------ Provided entries ------

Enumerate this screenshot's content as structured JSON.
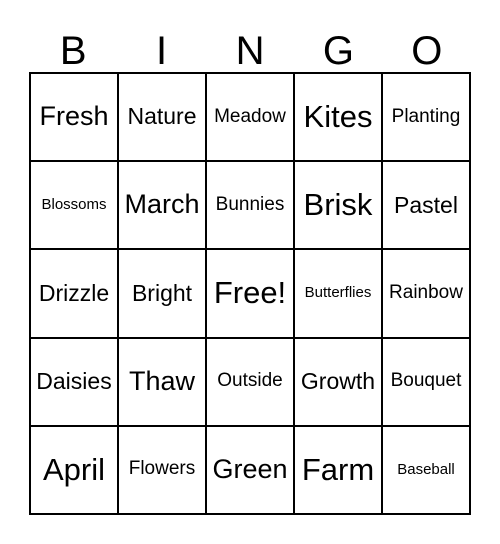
{
  "card": {
    "type": "bingo-card",
    "columns": 5,
    "rows": 5,
    "background_color": "#ffffff",
    "text_color": "#000000",
    "border_color": "#000000",
    "header": {
      "letters": [
        "B",
        "I",
        "N",
        "G",
        "O"
      ]
    },
    "free_space": {
      "label": "Free!",
      "row": 3,
      "column": 3
    },
    "rows_data": [
      [
        {
          "label": "Fresh",
          "size": "lg"
        },
        {
          "label": "Nature",
          "size": "md"
        },
        {
          "label": "Meadow",
          "size": "sm"
        },
        {
          "label": "Kites",
          "size": "xl"
        },
        {
          "label": "Planting",
          "size": "sm"
        }
      ],
      [
        {
          "label": "Blossoms",
          "size": "xs"
        },
        {
          "label": "March",
          "size": "lg"
        },
        {
          "label": "Bunnies",
          "size": "sm"
        },
        {
          "label": "Brisk",
          "size": "xl"
        },
        {
          "label": "Pastel",
          "size": "md"
        }
      ],
      [
        {
          "label": "Drizzle",
          "size": "md"
        },
        {
          "label": "Bright",
          "size": "md"
        },
        {
          "label": "Free!",
          "size": "xl"
        },
        {
          "label": "Butterflies",
          "size": "xs"
        },
        {
          "label": "Rainbow",
          "size": "sm"
        }
      ],
      [
        {
          "label": "Daisies",
          "size": "md"
        },
        {
          "label": "Thaw",
          "size": "lg"
        },
        {
          "label": "Outside",
          "size": "sm"
        },
        {
          "label": "Growth",
          "size": "md"
        },
        {
          "label": "Bouquet",
          "size": "sm"
        }
      ],
      [
        {
          "label": "April",
          "size": "xl"
        },
        {
          "label": "Flowers",
          "size": "sm"
        },
        {
          "label": "Green",
          "size": "lg"
        },
        {
          "label": "Farm",
          "size": "xl"
        },
        {
          "label": "Baseball",
          "size": "xs"
        }
      ]
    ]
  }
}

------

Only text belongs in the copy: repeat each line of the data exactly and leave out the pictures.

Enumerate this screenshot's content as structured JSON.
{
  "card": {
    "type": "bingo-card",
    "columns": 5,
    "rows": 5,
    "background_color": "#ffffff",
    "text_color": "#000000",
    "border_color": "#000000",
    "header": {
      "letters": [
        "B",
        "I",
        "N",
        "G",
        "O"
      ]
    },
    "free_space": {
      "label": "Free!",
      "row": 3,
      "column": 3
    },
    "rows_data": [
      [
        {
          "label": "Fresh",
          "size": "lg"
        },
        {
          "label": "Nature",
          "size": "md"
        },
        {
          "label": "Meadow",
          "size": "sm"
        },
        {
          "label": "Kites",
          "size": "xl"
        },
        {
          "label": "Planting",
          "size": "sm"
        }
      ],
      [
        {
          "label": "Blossoms",
          "size": "xs"
        },
        {
          "label": "March",
          "size": "lg"
        },
        {
          "label": "Bunnies",
          "size": "sm"
        },
        {
          "label": "Brisk",
          "size": "xl"
        },
        {
          "label": "Pastel",
          "size": "md"
        }
      ],
      [
        {
          "label": "Drizzle",
          "size": "md"
        },
        {
          "label": "Bright",
          "size": "md"
        },
        {
          "label": "Free!",
          "size": "xl"
        },
        {
          "label": "Butterflies",
          "size": "xs"
        },
        {
          "label": "Rainbow",
          "size": "sm"
        }
      ],
      [
        {
          "label": "Daisies",
          "size": "md"
        },
        {
          "label": "Thaw",
          "size": "lg"
        },
        {
          "label": "Outside",
          "size": "sm"
        },
        {
          "label": "Growth",
          "size": "md"
        },
        {
          "label": "Bouquet",
          "size": "sm"
        }
      ],
      [
        {
          "label": "April",
          "size": "xl"
        },
        {
          "label": "Flowers",
          "size": "sm"
        },
        {
          "label": "Green",
          "size": "lg"
        },
        {
          "label": "Farm",
          "size": "xl"
        },
        {
          "label": "Baseball",
          "size": "xs"
        }
      ]
    ]
  }
}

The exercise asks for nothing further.